● **Problem details**: For each entry in the listing, produce an exact copy.

>>>>

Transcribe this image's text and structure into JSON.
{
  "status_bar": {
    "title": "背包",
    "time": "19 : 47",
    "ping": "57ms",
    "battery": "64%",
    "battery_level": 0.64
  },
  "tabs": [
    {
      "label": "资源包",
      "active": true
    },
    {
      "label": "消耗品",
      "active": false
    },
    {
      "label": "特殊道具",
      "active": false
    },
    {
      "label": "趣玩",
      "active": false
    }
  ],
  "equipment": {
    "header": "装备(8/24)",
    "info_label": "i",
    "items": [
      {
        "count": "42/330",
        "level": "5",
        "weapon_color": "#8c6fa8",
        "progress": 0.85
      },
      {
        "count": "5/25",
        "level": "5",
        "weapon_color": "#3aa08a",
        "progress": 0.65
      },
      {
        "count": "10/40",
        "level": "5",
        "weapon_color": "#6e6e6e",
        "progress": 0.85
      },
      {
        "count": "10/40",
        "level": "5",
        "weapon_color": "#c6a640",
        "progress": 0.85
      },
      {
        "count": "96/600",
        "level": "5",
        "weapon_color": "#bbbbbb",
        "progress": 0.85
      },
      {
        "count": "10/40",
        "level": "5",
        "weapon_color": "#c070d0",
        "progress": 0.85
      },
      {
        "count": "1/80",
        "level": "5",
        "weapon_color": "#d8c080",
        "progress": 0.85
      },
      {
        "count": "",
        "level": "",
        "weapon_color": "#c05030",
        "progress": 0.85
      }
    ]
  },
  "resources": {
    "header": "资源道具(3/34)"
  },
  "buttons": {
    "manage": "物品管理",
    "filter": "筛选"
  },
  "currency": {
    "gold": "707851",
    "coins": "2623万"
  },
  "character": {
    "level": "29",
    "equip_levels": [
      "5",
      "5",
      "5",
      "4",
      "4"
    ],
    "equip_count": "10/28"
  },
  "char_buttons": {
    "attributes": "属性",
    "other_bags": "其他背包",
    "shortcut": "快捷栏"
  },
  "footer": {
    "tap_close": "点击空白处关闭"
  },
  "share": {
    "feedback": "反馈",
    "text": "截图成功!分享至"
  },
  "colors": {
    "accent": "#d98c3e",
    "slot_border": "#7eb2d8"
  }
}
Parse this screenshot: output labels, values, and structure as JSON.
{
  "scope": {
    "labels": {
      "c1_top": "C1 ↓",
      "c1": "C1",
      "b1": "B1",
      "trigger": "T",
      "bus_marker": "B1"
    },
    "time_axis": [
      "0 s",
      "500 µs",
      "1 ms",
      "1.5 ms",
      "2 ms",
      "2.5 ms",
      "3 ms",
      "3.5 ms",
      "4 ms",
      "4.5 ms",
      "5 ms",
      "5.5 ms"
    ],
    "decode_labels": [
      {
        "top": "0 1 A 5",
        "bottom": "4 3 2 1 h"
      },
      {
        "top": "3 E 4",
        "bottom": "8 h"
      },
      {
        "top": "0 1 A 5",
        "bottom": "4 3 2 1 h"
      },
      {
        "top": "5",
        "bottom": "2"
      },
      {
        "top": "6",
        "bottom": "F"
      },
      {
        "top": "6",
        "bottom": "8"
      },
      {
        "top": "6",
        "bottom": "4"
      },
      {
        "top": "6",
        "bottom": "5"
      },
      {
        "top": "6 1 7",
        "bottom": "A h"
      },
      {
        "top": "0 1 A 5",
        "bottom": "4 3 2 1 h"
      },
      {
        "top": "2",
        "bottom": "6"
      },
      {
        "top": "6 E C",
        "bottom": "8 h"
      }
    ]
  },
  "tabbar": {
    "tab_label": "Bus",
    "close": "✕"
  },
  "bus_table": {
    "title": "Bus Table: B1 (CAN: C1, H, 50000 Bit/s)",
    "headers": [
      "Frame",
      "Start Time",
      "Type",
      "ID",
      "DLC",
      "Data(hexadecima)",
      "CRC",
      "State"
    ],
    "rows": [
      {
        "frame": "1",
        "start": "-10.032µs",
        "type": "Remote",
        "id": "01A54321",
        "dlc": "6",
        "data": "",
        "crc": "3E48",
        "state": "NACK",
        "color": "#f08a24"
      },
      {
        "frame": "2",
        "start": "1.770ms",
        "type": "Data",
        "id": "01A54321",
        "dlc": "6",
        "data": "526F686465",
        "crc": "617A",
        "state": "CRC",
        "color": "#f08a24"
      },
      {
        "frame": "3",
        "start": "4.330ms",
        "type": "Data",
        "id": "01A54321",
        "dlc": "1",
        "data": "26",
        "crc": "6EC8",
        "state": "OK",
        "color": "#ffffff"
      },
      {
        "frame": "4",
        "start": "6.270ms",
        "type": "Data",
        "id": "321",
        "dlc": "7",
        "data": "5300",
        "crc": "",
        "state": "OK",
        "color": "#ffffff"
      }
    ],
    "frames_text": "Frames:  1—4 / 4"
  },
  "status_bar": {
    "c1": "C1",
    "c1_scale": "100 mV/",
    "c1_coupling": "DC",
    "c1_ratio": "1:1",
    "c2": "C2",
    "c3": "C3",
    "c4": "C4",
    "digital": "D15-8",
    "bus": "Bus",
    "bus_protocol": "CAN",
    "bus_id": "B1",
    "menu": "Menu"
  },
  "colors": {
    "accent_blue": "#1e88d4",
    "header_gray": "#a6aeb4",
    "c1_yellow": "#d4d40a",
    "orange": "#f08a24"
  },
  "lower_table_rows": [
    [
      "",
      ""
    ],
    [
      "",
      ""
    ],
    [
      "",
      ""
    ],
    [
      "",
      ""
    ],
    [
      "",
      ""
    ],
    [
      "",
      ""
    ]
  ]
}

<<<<

● **Task output**:
Transcribe this image's text and structure into JSON.
{
  "status_bar": {
    "title": "背包",
    "time": "19 : 47",
    "ping": "57ms",
    "battery": "64%",
    "battery_level": 0.64
  },
  "tabs": [
    {
      "label": "资源包",
      "active": true
    },
    {
      "label": "消耗品",
      "active": false
    },
    {
      "label": "特殊道具",
      "active": false
    },
    {
      "label": "趣玩",
      "active": false
    }
  ],
  "equipment": {
    "header": "装备(8/24)",
    "info_label": "i",
    "items": [
      {
        "count": "42/330",
        "level": "5",
        "weapon_color": "#8c6fa8",
        "progress": 0.85
      },
      {
        "count": "5/25",
        "level": "5",
        "weapon_color": "#3aa08a",
        "progress": 0.65
      },
      {
        "count": "10/40",
        "level": "5",
        "weapon_color": "#6e6e6e",
        "progress": 0.85
      },
      {
        "count": "10/40",
        "level": "5",
        "weapon_color": "#c6a640",
        "progress": 0.85
      },
      {
        "count": "96/600",
        "level": "5",
        "weapon_color": "#bbbbbb",
        "progress": 0.85
      },
      {
        "count": "10/40",
        "level": "5",
        "weapon_color": "#c070d0",
        "progress": 0.85
      },
      {
        "count": "1/80",
        "level": "5",
        "weapon_color": "#d8c080",
        "progress": 0.85
      },
      {
        "count": "",
        "level": "",
        "weapon_color": "#c05030",
        "progress": 0.85
      }
    ]
  },
  "resources": {
    "header": "资源道具(3/34)"
  },
  "buttons": {
    "manage": "物品管理",
    "filter": "筛选"
  },
  "currency": {
    "gold": "707851",
    "coins": "2623万"
  },
  "character": {
    "level": "29",
    "equip_levels": [
      "5",
      "5",
      "5",
      "4",
      "4"
    ],
    "equip_count": "10/28"
  },
  "char_buttons": {
    "attributes": "属性",
    "other_bags": "其他背包",
    "shortcut": "快捷栏"
  },
  "footer": {
    "tap_close": "点击空白处关闭"
  },
  "share": {
    "feedback": "反馈",
    "text": "截图成功!分享至"
  },
  "colors": {
    "accent": "#d98c3e",
    "slot_border": "#7eb2d8"
  }
}
Parse this screenshot: output labels, values, and structure as JSON.
{
  "scope": {
    "labels": {
      "c1_top": "C1 ↓",
      "c1": "C1",
      "b1": "B1",
      "trigger": "T",
      "bus_marker": "B1"
    },
    "time_axis": [
      "0 s",
      "500 µs",
      "1 ms",
      "1.5 ms",
      "2 ms",
      "2.5 ms",
      "3 ms",
      "3.5 ms",
      "4 ms",
      "4.5 ms",
      "5 ms",
      "5.5 ms"
    ],
    "decode_labels": [
      {
        "top": "0 1 A 5",
        "bottom": "4 3 2 1 h"
      },
      {
        "top": "3 E 4",
        "bottom": "8 h"
      },
      {
        "top": "0 1 A 5",
        "bottom": "4 3 2 1 h"
      },
      {
        "top": "5",
        "bottom": "2"
      },
      {
        "top": "6",
        "bottom": "F"
      },
      {
        "top": "6",
        "bottom": "8"
      },
      {
        "top": "6",
        "bottom": "4"
      },
      {
        "top": "6",
        "bottom": "5"
      },
      {
        "top": "6 1 7",
        "bottom": "A h"
      },
      {
        "top": "0 1 A 5",
        "bottom": "4 3 2 1 h"
      },
      {
        "top": "2",
        "bottom": "6"
      },
      {
        "top": "6 E C",
        "bottom": "8 h"
      }
    ]
  },
  "tabbar": {
    "tab_label": "Bus",
    "close": "✕"
  },
  "bus_table": {
    "title": "Bus Table: B1 (CAN: C1, H, 50000 Bit/s)",
    "headers": [
      "Frame",
      "Start Time",
      "Type",
      "ID",
      "DLC",
      "Data(hexadecima)",
      "CRC",
      "State"
    ],
    "rows": [
      {
        "frame": "1",
        "start": "-10.032µs",
        "type": "Remote",
        "id": "01A54321",
        "dlc": "6",
        "data": "",
        "crc": "3E48",
        "state": "NACK",
        "color": "#f08a24"
      },
      {
        "frame": "2",
        "start": "1.770ms",
        "type": "Data",
        "id": "01A54321",
        "dlc": "6",
        "data": "526F686465",
        "crc": "617A",
        "state": "CRC",
        "color": "#f08a24"
      },
      {
        "frame": "3",
        "start": "4.330ms",
        "type": "Data",
        "id": "01A54321",
        "dlc": "1",
        "data": "26",
        "crc": "6EC8",
        "state": "OK",
        "color": "#ffffff"
      },
      {
        "frame": "4",
        "start": "6.270ms",
        "type": "Data",
        "id": "321",
        "dlc": "7",
        "data": "5300",
        "crc": "",
        "state": "OK",
        "color": "#ffffff"
      }
    ],
    "frames_text": "Frames:  1—4 / 4"
  },
  "status_bar": {
    "c1": "C1",
    "c1_scale": "100 mV/",
    "c1_coupling": "DC",
    "c1_ratio": "1:1",
    "c2": "C2",
    "c3": "C3",
    "c4": "C4",
    "digital": "D15-8",
    "bus": "Bus",
    "bus_protocol": "CAN",
    "bus_id": "B1",
    "menu": "Menu"
  },
  "colors": {
    "accent_blue": "#1e88d4",
    "header_gray": "#a6aeb4",
    "c1_yellow": "#d4d40a",
    "orange": "#f08a24"
  },
  "lower_table_rows": [
    [
      "",
      ""
    ],
    [
      "",
      ""
    ],
    [
      "",
      ""
    ],
    [
      "",
      ""
    ],
    [
      "",
      ""
    ],
    [
      "",
      ""
    ]
  ]
}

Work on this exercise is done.